Recently Tim Moore wrote an excellent post in My Disability Blog regarding the Social Security Disability Quality Review Board. As a former disability examiner, Mr. Moore has extensive experience with the Quality Review Board. Based upon his observations, he concludes that the actions of the Quality Review Board may be more nefarious than its quality control function implies. He states: “there seemed to be a clear pattern that indicated that the social security administration was looking far more closely at cases that examiners had determined should be approved, and not as closely at cases that disability examiners had determined should be denied.”

I have been meaning to write about the Quality Review Board for a while, but there is only anecdotal information available. This is because the SSA doesn’t tell anyone when a case goes to quality review, and when a decision is made, it is issued through the regular channels, so you can’t tell from the written decision that the DQB was involved. A DQB review is only shown by a close examination of the electronic claim file.

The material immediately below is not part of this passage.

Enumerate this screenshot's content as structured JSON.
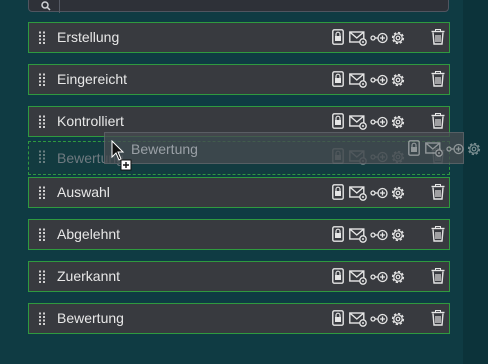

I have noticed the fingerprints of the DQB on my clients’ claims just 6 or 7 times. Overwhelmingly, as Tim Moore states, it has reviewed claims where benefits were granted. Some claims granted by DDS were then denied by the DQB; with other claims the DQB affirmed the grant of disability benefits. However, when it affirmed the grant of benefits, it often changed the alleged onset date for the claim.

The propensity of the DQB to mess around with onset dates is very troubling. It will affirm the granting of the application by DDS, but select a much more recent onset date than alleged by the claimant and accepted by DDS. So you are left with a partially favorable decision that is awkward to appeal, because you jeopardize ongoing benefits by appealing the onset date.

Messing around with onset dates is not quality control. It is just a different point of view on the medical evidence. In my view, it is just a way to chisel claimants (and, by extension, their attorneys). And because it is done completely behind the scenes, I find it troubling.

If you are a disability lawyer or claimant’s representative, I am curious about your experience with the Quality Review Board. Similiar to mine? Different? Please feel free to leave a comment.